[Material provided — start]

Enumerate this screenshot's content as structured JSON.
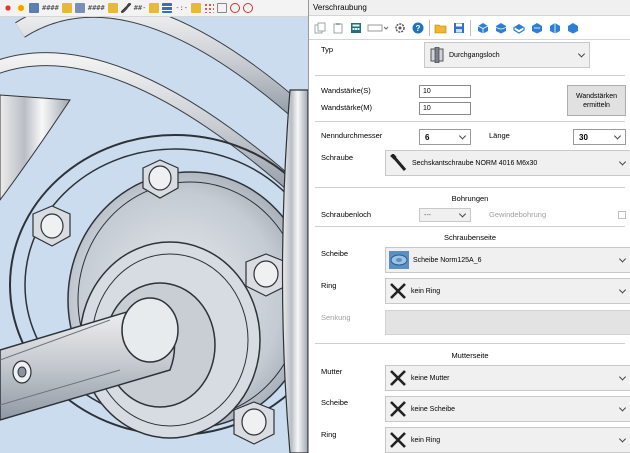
{
  "cad": {
    "toolbar_texts": [
      "####",
      "####",
      "##-",
      "-:-"
    ]
  },
  "panel": {
    "title": "Verschraubung",
    "typ": {
      "label": "Typ",
      "value": "Durchgangsloch"
    },
    "wandstaerke_s": {
      "label": "Wandstärke(S)",
      "value": "10"
    },
    "wandstaerke_m": {
      "label": "Wandstärke(M)",
      "value": "10"
    },
    "wandstaerken_button": "Wandstärken ermitteln",
    "nenndurchmesser": {
      "label": "Nenndurchmesser",
      "value": "6"
    },
    "laenge": {
      "label": "Länge",
      "value": "30"
    },
    "schraube": {
      "label": "Schraube",
      "value": "Sechskantschraube NORM 4016 M6x30"
    },
    "bohrungen": {
      "title": "Bohrungen",
      "schraubenloch_label": "Schraubenloch",
      "schraubenloch_value": "---",
      "gewindebohrung_label": "Gewindebohrung"
    },
    "schraubenseite": {
      "title": "Schraubenseite",
      "scheibe": {
        "label": "Scheibe",
        "value": "Scheibe Norm125A_6"
      },
      "ring": {
        "label": "Ring",
        "value": "kein Ring"
      },
      "senkung": {
        "label": "Senkung"
      }
    },
    "mutterseite": {
      "title": "Mutterseite",
      "mutter": {
        "label": "Mutter",
        "value": "keine Mutter"
      },
      "scheibe": {
        "label": "Scheibe",
        "value": "keine Scheibe"
      },
      "ring": {
        "label": "Ring",
        "value": "kein Ring"
      }
    }
  },
  "colors": {
    "accent_blue": "#1e73be",
    "save_blue": "#2f6fd1",
    "folder_yellow": "#f2b630",
    "red_x": "#e02020"
  }
}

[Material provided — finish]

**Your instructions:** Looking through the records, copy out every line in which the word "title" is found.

**Exercise result:**
    "title": "Verschraubung",
      "title": "Bohrungen",
      "title": "Schraubenseite",
      "title": "Mutterseite",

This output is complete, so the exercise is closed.